§ What the exercise asks
For each line below that contains the string "https", copy that line.

(Element data from apps and pages)
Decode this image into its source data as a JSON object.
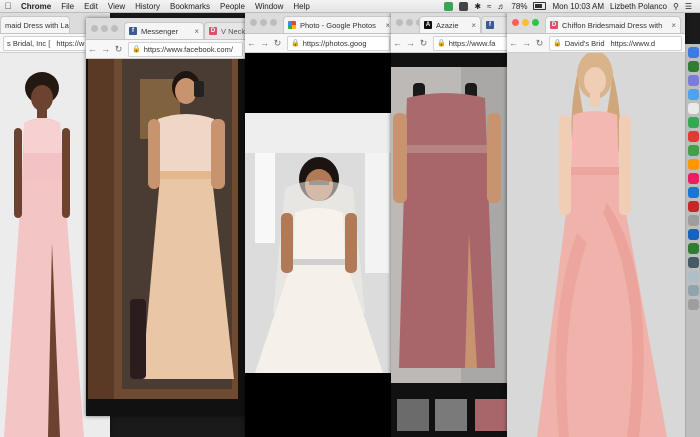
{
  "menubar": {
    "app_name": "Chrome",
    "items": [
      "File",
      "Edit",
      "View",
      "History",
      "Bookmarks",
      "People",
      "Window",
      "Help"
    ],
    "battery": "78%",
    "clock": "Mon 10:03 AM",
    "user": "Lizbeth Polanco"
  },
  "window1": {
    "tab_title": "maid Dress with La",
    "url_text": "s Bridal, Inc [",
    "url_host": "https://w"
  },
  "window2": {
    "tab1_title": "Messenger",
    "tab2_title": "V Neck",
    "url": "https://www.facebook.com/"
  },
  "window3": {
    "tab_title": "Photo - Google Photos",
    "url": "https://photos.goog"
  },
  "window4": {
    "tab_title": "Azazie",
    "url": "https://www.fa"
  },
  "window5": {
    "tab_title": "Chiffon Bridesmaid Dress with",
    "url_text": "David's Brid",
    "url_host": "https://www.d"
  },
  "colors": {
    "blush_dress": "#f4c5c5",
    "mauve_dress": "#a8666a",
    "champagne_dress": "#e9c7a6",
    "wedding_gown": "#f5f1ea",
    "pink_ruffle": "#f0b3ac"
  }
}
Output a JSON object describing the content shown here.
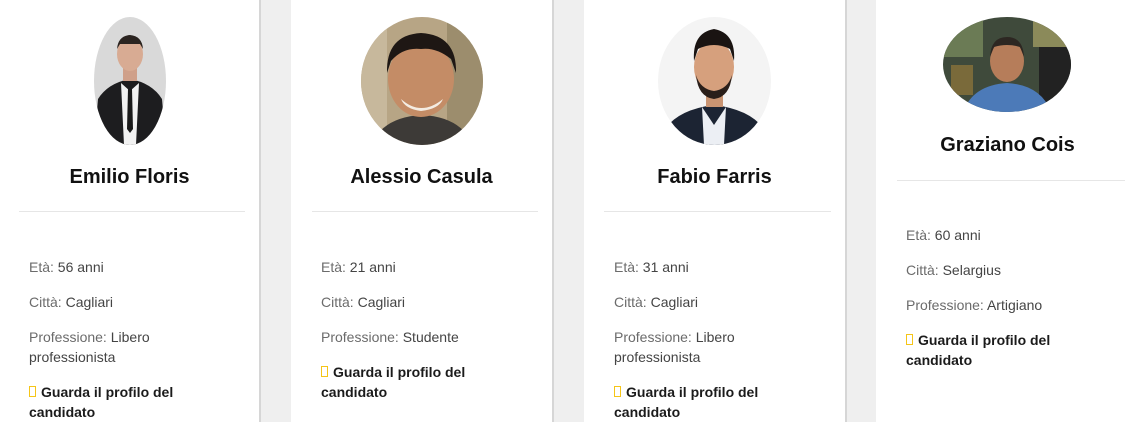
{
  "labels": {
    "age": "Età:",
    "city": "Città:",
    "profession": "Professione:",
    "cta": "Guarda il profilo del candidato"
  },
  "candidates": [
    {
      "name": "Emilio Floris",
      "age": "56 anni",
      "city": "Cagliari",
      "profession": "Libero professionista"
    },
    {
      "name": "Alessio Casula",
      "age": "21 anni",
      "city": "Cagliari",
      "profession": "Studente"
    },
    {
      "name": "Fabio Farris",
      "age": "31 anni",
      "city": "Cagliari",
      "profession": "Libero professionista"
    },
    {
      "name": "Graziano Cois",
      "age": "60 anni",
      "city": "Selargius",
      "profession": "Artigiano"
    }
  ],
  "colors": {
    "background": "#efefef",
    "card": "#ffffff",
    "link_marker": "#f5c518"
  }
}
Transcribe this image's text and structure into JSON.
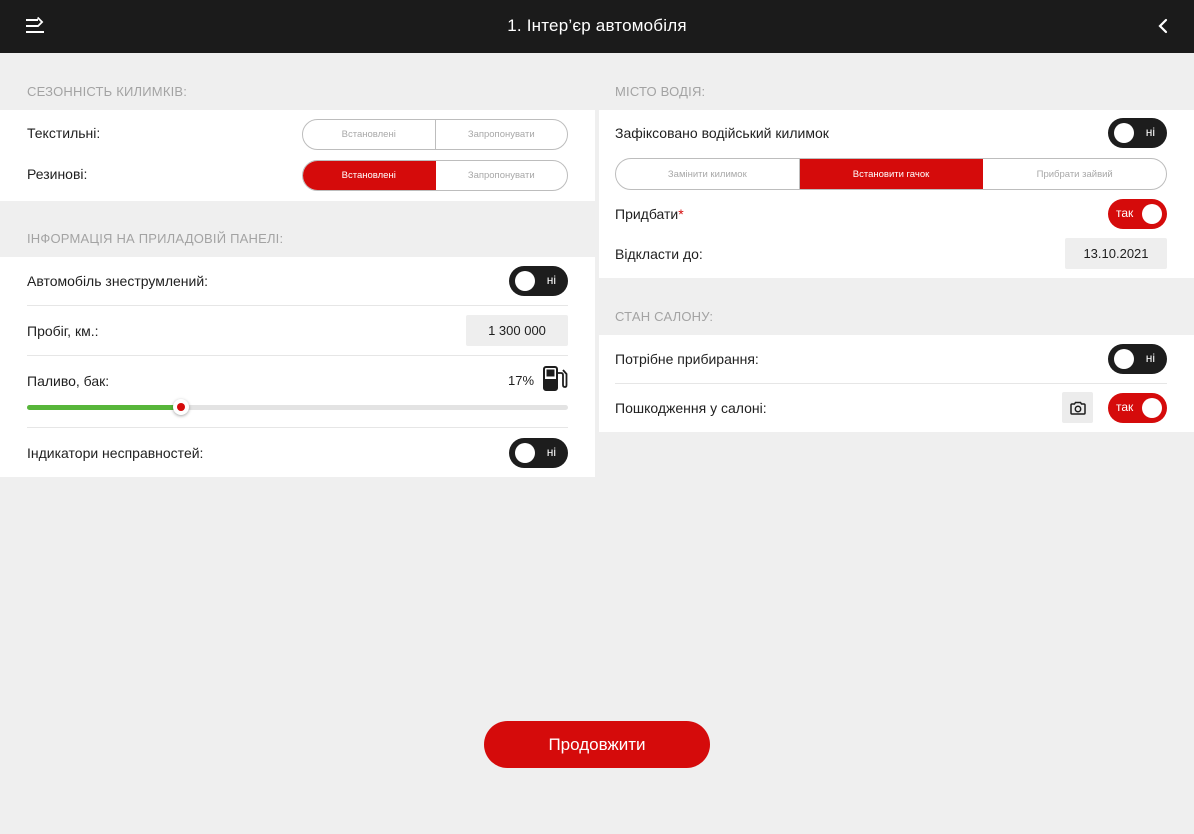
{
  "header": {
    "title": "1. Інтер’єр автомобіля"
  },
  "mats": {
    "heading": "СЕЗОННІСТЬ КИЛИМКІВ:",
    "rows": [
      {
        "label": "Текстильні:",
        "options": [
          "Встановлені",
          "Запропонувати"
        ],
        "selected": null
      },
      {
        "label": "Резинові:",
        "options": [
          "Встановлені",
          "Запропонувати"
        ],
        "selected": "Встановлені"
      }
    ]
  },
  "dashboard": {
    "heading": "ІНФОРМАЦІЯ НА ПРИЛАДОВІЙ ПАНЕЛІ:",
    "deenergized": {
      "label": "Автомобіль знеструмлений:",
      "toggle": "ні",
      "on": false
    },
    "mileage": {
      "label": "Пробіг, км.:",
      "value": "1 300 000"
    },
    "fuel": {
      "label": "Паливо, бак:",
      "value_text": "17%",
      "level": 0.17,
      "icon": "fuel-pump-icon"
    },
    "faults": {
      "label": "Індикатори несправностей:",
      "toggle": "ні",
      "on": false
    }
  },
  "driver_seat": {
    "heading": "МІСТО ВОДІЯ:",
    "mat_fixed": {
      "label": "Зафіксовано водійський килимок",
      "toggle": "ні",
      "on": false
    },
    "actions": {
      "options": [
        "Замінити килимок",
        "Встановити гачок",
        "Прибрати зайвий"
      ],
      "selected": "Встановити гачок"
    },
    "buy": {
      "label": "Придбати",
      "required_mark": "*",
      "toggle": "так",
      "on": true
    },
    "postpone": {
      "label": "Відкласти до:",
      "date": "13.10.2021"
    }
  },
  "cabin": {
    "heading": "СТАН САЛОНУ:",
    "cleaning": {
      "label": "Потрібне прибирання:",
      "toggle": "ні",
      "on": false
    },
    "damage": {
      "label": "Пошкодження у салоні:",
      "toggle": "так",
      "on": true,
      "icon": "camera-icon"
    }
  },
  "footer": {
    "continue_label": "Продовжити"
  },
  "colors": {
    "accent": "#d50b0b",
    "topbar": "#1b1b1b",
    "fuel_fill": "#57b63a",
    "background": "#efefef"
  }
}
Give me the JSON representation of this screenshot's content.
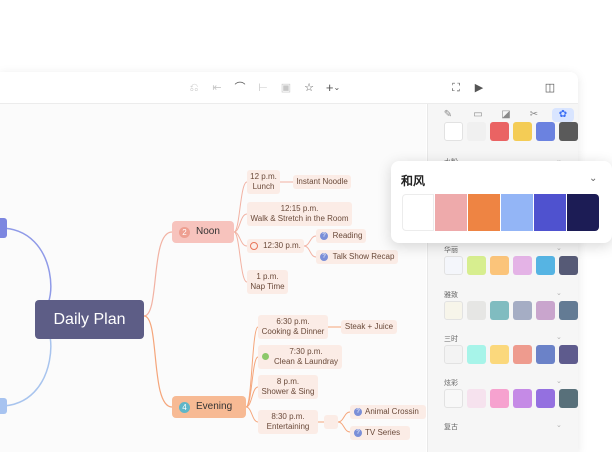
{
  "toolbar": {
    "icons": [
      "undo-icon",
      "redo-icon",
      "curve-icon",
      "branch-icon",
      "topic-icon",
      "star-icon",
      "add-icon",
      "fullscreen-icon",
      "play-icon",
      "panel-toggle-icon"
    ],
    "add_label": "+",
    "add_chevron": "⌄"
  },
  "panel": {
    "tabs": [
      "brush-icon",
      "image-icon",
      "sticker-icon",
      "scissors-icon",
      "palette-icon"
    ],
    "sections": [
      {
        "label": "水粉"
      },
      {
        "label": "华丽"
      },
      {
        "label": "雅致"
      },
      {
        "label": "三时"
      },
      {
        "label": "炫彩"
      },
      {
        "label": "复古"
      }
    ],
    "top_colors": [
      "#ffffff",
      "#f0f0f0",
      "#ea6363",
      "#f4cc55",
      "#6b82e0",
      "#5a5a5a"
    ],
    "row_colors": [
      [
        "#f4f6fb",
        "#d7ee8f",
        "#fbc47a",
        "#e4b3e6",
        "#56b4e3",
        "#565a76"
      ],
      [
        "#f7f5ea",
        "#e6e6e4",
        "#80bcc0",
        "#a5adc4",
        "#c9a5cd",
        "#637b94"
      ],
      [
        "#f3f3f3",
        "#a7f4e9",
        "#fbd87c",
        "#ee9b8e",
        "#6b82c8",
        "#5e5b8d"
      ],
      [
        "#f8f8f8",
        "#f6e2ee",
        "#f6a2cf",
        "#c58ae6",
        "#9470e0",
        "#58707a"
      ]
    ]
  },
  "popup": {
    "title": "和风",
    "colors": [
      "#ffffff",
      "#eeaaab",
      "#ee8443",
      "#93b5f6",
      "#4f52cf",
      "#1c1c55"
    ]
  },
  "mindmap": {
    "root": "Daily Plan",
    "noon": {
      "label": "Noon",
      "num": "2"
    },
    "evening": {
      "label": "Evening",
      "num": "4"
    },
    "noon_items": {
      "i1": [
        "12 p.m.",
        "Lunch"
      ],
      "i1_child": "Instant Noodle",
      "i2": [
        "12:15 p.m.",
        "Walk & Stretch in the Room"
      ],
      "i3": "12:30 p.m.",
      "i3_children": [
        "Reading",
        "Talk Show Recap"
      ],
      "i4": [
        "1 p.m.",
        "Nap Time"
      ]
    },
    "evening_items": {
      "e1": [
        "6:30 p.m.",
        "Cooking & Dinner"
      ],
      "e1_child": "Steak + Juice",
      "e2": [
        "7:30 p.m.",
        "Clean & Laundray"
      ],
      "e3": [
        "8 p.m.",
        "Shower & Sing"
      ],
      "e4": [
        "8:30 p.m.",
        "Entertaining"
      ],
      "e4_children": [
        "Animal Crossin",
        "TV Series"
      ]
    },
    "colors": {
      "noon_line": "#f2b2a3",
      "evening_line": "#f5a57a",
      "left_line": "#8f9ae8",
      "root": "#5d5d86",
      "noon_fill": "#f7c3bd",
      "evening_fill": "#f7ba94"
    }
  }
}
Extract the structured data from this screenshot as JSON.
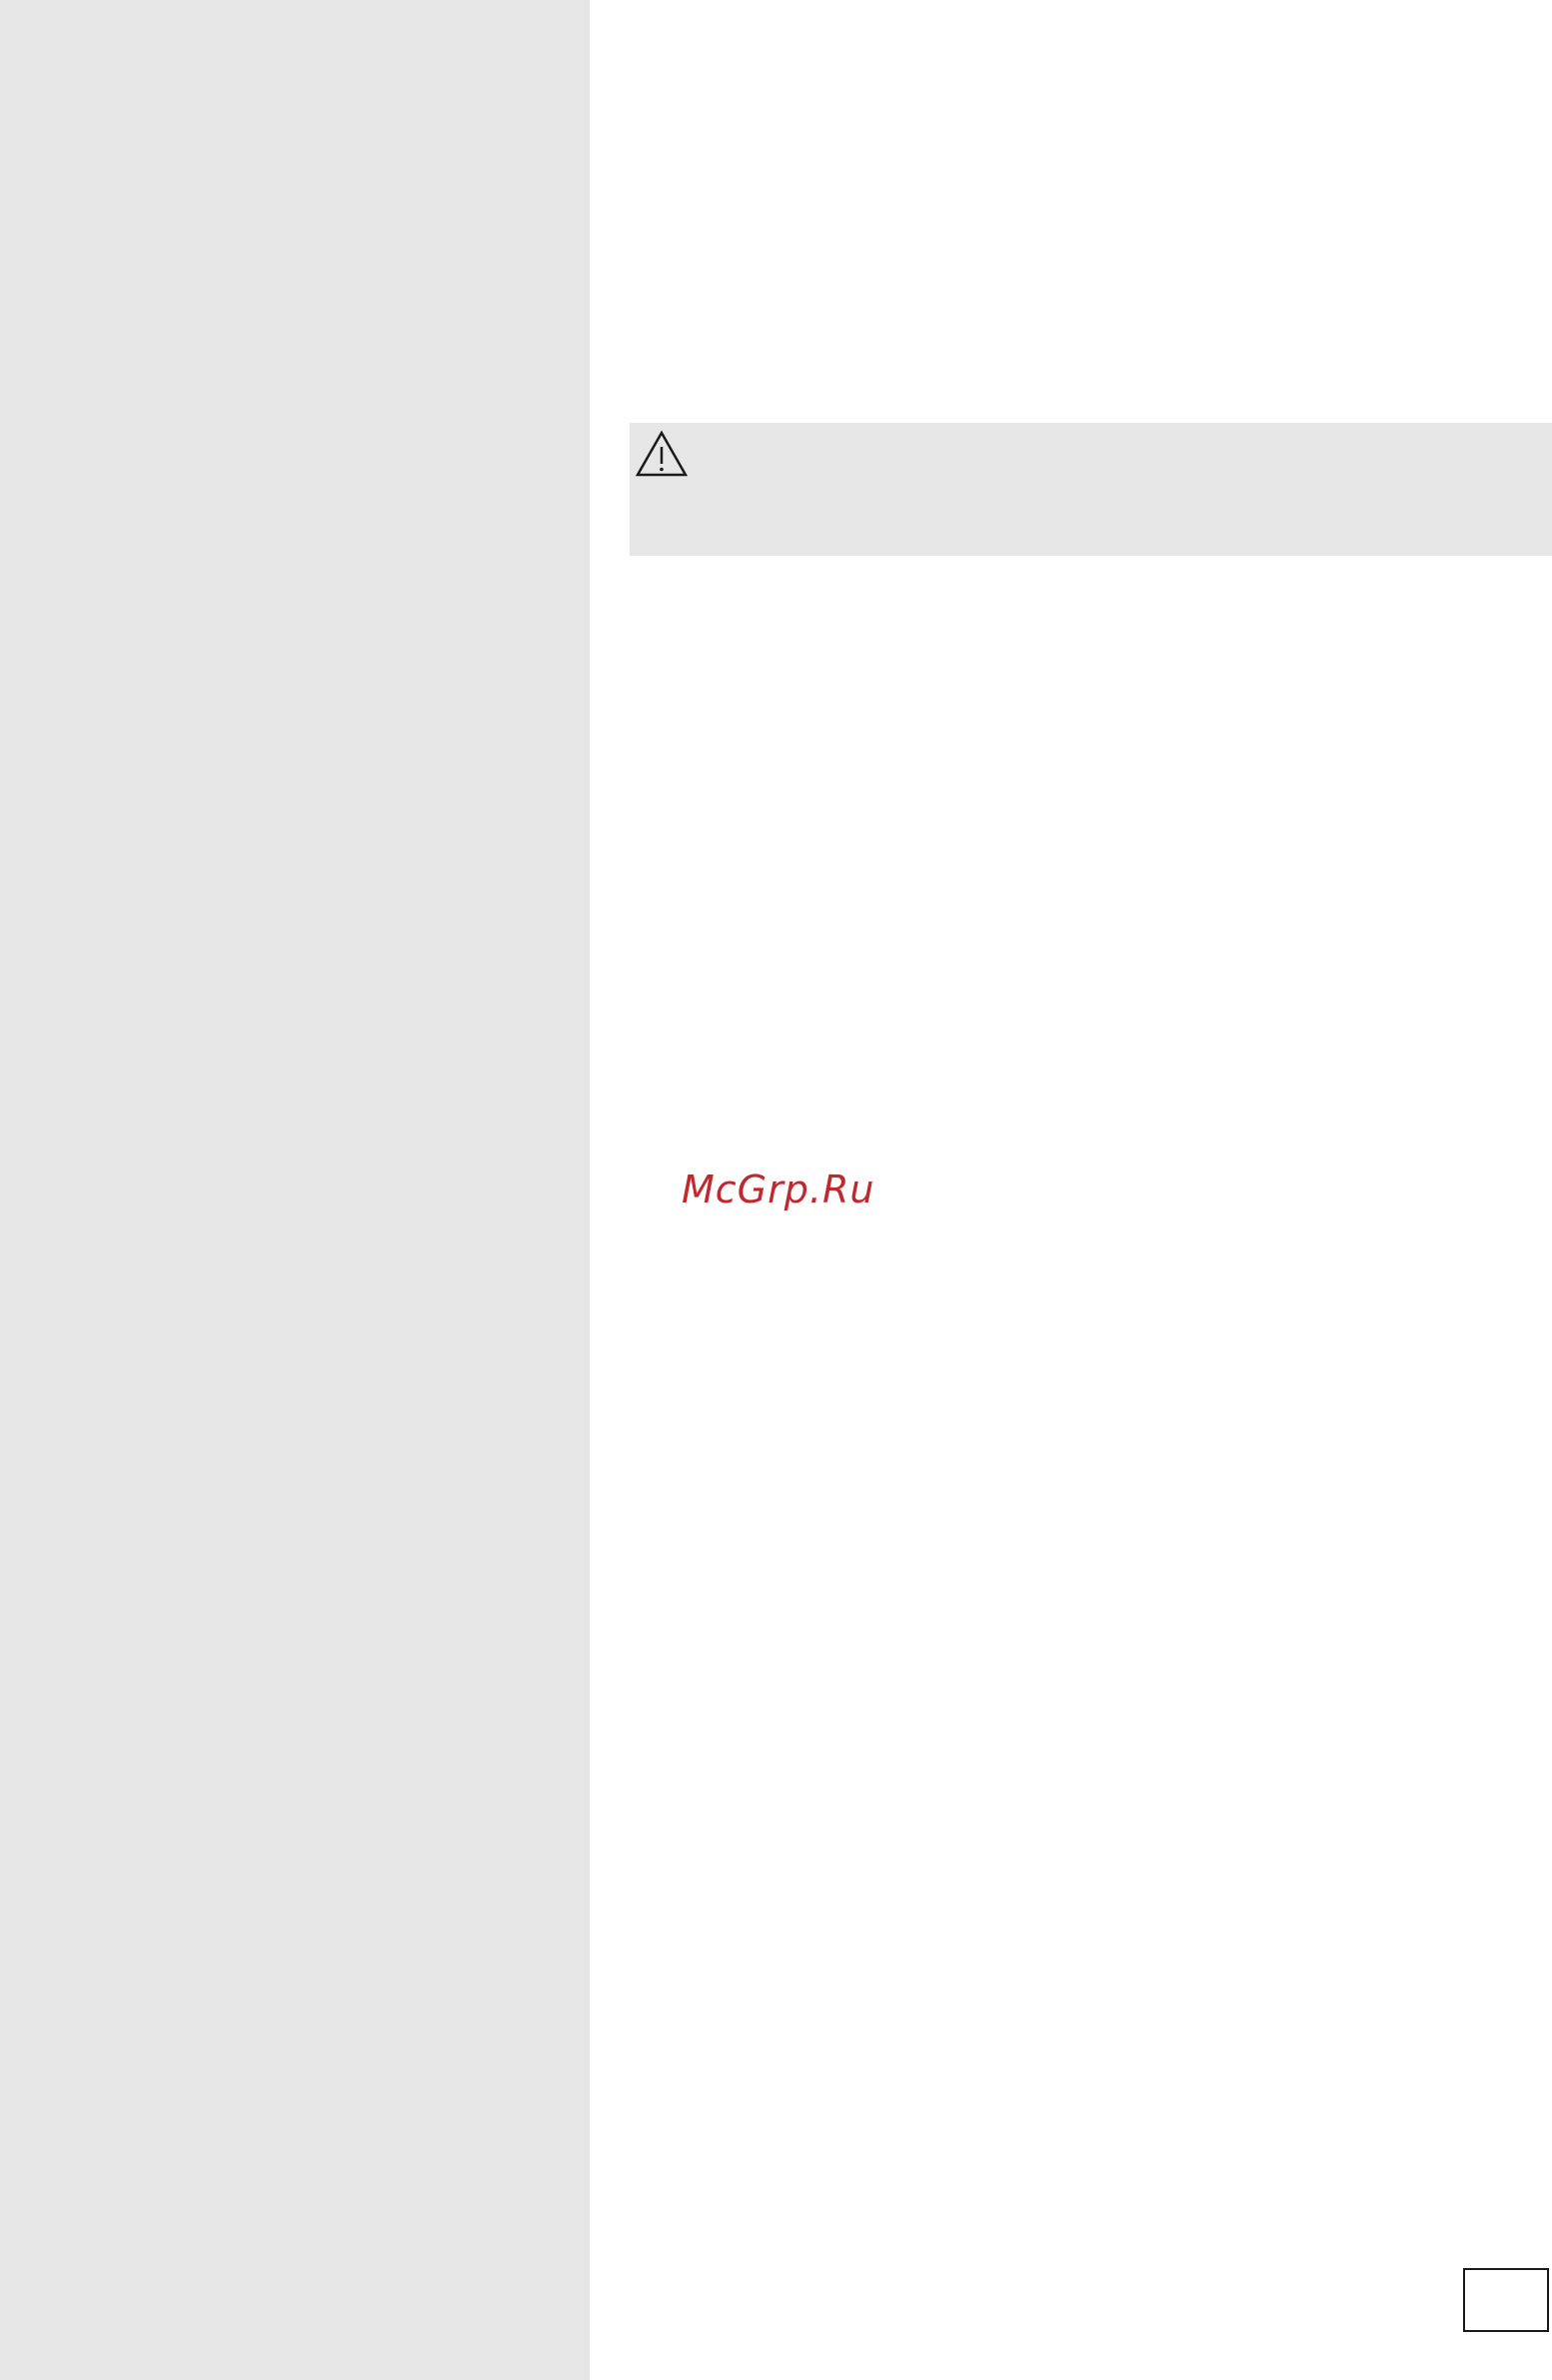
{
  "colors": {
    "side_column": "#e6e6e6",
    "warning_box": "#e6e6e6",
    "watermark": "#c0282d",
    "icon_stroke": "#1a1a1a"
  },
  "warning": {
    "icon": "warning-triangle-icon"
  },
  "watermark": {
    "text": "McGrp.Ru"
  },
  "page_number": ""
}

§ Solution to this problem
    "url_host": "https://w"
    "url": "https://www.facebook.com/"
    "url": "https://photos.goog"
    "url": "https://www.fa"
    "url_host": "https://www.d"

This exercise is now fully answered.